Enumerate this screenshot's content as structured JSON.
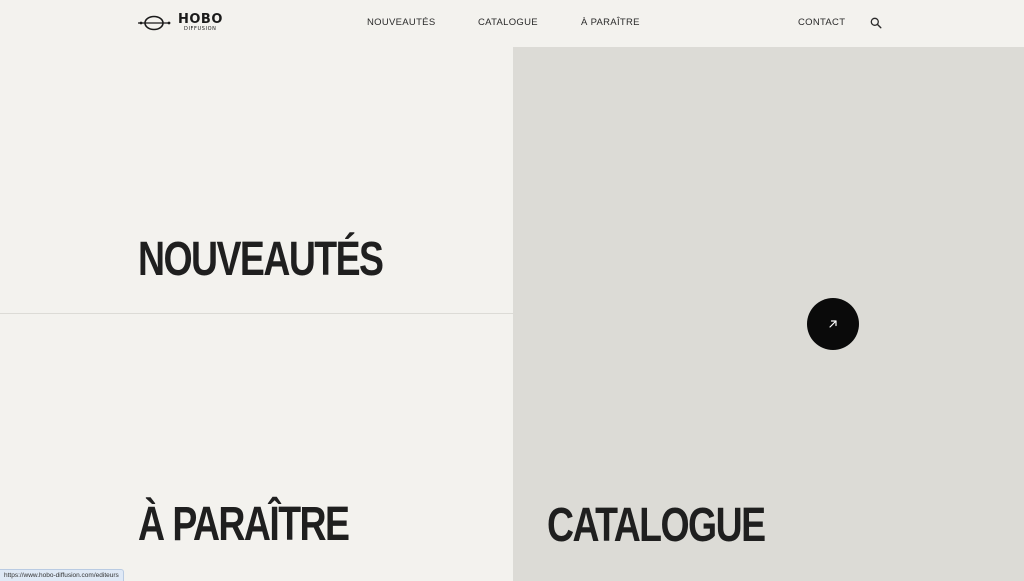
{
  "header": {
    "logo": {
      "word": "HOBO",
      "sub": "DIFFUSION",
      "icon": "orbit-logo-icon"
    },
    "nav": [
      {
        "label": "NOUVEAUTÉS"
      },
      {
        "label": "CATALOGUE"
      },
      {
        "label": "À PARAÎTRE"
      }
    ],
    "contact_label": "CONTACT",
    "search_icon": "search-icon"
  },
  "panels": {
    "nouveautes_title": "NOUVEAUTÉS",
    "aparaitre_title": "À PARAÎTRE",
    "catalogue_title": "CATALOGUE",
    "arrow_icon": "arrow-up-right-icon"
  },
  "status_bar": {
    "url": "https://www.hobo-diffusion.com/editeurs"
  },
  "colors": {
    "background": "#f3f2ee",
    "panel_grey": "#dcdbd6",
    "text": "#1f1f1f",
    "button": "#0a0a0a"
  }
}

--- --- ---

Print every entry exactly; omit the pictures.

Enumerate this screenshot's content as structured JSON.
{
  "header": {
    "logo": {
      "word": "HOBO",
      "sub": "DIFFUSION",
      "icon": "orbit-logo-icon"
    },
    "nav": [
      {
        "label": "NOUVEAUTÉS"
      },
      {
        "label": "CATALOGUE"
      },
      {
        "label": "À PARAÎTRE"
      }
    ],
    "contact_label": "CONTACT",
    "search_icon": "search-icon"
  },
  "panels": {
    "nouveautes_title": "NOUVEAUTÉS",
    "aparaitre_title": "À PARAÎTRE",
    "catalogue_title": "CATALOGUE",
    "arrow_icon": "arrow-up-right-icon"
  },
  "status_bar": {
    "url": "https://www.hobo-diffusion.com/editeurs"
  },
  "colors": {
    "background": "#f3f2ee",
    "panel_grey": "#dcdbd6",
    "text": "#1f1f1f",
    "button": "#0a0a0a"
  }
}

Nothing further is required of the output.